Extracted data entries:
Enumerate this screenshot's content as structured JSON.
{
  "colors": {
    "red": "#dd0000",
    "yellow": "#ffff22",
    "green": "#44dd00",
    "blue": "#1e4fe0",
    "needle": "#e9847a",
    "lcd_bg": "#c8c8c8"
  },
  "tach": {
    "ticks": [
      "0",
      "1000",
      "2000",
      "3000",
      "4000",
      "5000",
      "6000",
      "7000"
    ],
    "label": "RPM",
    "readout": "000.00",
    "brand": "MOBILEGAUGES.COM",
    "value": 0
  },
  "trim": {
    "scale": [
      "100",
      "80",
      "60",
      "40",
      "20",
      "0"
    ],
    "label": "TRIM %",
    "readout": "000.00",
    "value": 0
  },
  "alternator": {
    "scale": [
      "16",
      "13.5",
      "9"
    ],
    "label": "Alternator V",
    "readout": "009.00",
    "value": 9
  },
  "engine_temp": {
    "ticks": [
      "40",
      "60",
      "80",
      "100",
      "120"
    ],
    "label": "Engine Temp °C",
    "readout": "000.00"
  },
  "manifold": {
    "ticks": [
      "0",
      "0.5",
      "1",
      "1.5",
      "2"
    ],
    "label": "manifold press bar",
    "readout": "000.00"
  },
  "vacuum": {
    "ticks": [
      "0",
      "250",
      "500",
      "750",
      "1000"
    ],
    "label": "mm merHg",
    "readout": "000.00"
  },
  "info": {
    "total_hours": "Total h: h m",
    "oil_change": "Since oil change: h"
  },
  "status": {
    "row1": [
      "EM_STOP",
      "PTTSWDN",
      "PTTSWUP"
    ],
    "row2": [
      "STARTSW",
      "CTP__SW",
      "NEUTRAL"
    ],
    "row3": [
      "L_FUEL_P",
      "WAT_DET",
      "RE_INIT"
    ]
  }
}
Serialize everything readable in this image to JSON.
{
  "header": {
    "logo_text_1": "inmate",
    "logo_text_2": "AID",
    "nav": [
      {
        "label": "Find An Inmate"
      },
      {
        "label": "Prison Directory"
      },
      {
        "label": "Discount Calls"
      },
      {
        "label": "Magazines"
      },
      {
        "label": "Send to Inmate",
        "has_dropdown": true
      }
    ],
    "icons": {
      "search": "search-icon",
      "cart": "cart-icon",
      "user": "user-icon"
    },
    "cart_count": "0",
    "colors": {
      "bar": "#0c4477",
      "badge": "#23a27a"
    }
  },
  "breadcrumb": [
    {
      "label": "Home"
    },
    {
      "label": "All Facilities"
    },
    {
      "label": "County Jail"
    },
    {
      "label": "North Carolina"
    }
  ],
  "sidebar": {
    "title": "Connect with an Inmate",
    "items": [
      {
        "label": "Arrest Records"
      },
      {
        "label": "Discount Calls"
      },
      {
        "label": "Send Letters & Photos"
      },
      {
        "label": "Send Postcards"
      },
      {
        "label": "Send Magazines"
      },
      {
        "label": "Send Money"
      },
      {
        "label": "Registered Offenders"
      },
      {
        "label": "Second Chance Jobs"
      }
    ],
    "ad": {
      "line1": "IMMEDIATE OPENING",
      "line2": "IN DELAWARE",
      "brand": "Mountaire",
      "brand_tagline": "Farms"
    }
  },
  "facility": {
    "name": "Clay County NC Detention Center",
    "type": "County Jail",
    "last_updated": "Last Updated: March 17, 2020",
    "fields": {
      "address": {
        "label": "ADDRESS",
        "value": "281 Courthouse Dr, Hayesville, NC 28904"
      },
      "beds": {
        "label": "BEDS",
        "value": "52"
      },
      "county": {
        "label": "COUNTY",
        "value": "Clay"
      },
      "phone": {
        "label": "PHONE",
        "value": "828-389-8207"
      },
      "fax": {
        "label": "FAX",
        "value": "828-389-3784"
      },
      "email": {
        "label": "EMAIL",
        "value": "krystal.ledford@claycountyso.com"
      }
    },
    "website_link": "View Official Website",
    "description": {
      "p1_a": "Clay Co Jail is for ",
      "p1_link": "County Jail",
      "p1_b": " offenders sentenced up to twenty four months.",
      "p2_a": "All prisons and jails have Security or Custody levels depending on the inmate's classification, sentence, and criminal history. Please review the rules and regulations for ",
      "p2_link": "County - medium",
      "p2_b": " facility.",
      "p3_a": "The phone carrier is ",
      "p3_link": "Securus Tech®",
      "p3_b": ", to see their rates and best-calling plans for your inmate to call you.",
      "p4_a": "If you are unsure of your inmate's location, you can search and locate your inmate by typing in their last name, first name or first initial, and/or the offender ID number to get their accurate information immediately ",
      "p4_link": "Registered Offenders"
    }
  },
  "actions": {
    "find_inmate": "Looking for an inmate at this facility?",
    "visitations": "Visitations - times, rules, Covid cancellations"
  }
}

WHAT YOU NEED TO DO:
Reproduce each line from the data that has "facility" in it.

ANSWER SECTION:
  "facility": {
      "p2_b": " facility.",
    "find_inmate": "Looking for an inmate at this facility?",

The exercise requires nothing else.